● ASSIGNMENT: Return each line of the entries that holds the string "this".

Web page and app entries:
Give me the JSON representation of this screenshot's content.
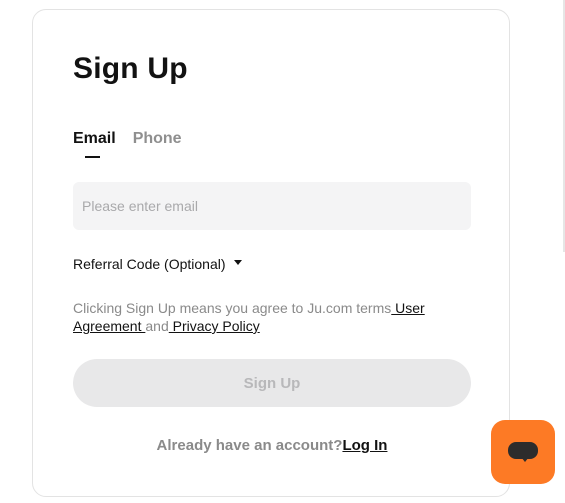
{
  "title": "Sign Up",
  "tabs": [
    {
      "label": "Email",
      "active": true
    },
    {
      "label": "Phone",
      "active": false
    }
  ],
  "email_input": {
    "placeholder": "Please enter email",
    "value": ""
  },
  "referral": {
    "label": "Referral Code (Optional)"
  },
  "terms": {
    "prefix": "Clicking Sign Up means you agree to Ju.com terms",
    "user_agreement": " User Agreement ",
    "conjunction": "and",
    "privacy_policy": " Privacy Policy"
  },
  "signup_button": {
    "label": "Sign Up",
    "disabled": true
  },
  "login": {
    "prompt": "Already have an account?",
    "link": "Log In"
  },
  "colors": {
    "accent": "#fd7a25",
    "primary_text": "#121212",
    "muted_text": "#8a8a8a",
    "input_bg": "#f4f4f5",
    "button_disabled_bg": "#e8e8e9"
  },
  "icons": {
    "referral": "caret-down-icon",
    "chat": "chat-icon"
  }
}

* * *

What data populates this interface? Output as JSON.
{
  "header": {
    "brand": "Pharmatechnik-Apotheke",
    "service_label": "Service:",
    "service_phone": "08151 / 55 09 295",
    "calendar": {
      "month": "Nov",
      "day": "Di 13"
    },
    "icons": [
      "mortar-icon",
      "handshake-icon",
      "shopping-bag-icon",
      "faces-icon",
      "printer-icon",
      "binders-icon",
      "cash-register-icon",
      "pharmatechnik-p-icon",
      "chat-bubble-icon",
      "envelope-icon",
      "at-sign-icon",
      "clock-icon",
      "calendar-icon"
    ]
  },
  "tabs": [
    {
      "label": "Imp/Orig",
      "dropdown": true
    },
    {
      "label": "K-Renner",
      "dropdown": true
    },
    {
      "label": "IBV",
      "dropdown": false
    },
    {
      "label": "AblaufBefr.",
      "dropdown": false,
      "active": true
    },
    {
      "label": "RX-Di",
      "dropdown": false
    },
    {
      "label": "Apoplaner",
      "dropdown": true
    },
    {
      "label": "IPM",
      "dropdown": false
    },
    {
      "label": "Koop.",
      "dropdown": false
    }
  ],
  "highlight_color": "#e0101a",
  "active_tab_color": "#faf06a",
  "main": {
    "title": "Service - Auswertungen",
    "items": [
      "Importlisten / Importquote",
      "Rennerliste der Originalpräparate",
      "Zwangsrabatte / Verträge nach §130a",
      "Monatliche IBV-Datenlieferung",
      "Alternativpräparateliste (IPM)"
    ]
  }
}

● OUTPUT BELOW:
Give me the JSON representation of this screenshot's content.
What data populates this interface? Output as JSON.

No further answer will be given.